■ **WHAT IS REQUIRED**
Establish the number of lines below that contain the string "Refract". State that number alone.

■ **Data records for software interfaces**
══════════════════════════════

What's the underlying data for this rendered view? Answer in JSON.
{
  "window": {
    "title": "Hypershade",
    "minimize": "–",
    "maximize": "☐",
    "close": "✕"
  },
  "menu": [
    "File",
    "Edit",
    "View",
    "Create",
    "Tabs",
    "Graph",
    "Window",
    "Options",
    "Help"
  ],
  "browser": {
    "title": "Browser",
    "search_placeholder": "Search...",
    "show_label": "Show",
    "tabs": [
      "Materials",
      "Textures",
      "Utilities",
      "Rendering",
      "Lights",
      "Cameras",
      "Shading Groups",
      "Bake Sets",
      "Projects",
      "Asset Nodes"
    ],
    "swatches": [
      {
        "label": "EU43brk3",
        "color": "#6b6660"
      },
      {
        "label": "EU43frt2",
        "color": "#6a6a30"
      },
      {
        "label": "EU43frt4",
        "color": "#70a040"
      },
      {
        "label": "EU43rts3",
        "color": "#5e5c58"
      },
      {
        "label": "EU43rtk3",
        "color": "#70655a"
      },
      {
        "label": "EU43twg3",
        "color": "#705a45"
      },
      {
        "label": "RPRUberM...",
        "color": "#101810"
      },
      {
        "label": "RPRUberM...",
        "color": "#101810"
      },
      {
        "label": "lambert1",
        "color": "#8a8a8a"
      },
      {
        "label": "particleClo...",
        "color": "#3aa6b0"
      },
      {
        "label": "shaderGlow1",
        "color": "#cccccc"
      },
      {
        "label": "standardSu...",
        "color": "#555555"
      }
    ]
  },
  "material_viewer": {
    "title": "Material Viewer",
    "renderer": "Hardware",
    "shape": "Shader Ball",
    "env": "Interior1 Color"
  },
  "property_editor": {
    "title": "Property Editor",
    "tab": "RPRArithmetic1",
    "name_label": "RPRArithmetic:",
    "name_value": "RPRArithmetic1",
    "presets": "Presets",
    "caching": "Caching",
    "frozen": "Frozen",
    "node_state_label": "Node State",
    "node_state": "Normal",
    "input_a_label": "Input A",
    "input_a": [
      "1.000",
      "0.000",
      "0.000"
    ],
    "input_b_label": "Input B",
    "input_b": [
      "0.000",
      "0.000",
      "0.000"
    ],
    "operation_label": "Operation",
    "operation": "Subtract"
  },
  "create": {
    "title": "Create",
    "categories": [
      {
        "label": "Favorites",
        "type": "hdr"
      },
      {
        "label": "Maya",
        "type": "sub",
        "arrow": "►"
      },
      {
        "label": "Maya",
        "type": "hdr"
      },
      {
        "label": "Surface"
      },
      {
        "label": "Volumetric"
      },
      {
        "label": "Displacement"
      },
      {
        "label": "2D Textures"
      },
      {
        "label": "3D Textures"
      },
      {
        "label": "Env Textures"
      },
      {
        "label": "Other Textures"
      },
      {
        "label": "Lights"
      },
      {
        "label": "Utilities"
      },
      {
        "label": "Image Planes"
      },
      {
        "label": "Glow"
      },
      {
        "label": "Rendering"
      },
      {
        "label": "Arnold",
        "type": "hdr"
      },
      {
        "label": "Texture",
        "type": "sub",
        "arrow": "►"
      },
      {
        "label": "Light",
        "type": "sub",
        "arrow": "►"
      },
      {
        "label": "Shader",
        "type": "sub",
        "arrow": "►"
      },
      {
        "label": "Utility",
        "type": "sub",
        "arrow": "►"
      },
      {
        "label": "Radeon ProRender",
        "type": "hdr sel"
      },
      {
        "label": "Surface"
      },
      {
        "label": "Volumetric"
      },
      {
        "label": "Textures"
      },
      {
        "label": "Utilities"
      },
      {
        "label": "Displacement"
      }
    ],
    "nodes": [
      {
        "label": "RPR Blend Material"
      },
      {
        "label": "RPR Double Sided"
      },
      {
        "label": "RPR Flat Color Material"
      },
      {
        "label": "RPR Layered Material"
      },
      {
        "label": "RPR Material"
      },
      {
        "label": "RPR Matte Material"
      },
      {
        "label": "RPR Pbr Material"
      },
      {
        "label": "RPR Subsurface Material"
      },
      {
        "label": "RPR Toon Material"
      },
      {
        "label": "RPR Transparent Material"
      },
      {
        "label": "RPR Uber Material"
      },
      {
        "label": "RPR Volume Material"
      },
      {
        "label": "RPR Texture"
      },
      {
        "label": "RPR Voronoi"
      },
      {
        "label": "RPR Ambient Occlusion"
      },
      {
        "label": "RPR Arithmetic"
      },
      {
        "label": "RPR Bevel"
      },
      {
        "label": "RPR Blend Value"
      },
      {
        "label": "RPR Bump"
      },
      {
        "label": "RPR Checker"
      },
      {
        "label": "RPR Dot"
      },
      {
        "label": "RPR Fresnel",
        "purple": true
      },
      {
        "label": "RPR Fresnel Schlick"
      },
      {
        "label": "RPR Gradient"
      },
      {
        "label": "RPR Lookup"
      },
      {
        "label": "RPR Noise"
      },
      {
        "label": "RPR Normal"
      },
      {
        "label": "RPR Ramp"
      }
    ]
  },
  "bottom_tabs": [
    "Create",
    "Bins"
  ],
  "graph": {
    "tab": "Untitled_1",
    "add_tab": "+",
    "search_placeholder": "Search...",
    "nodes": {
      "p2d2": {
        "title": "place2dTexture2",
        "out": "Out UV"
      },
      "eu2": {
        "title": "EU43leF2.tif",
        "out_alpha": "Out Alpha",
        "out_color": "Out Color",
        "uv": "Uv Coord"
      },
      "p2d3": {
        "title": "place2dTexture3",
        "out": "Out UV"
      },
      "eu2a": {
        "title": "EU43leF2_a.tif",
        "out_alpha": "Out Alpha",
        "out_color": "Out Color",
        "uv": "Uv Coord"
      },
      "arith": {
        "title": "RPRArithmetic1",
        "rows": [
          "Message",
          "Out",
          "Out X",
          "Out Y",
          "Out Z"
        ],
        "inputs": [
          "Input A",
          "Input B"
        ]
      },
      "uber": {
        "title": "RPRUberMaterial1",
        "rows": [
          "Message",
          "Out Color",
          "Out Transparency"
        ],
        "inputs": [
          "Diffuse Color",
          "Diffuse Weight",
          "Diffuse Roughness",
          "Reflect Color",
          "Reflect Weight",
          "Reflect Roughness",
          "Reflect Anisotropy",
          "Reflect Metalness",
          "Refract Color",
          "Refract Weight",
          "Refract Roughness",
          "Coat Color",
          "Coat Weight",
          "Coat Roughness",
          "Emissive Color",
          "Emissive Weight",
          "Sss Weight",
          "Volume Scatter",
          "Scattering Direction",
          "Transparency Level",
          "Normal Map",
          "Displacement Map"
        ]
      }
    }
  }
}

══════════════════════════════

■ **FINISHED TASK**
3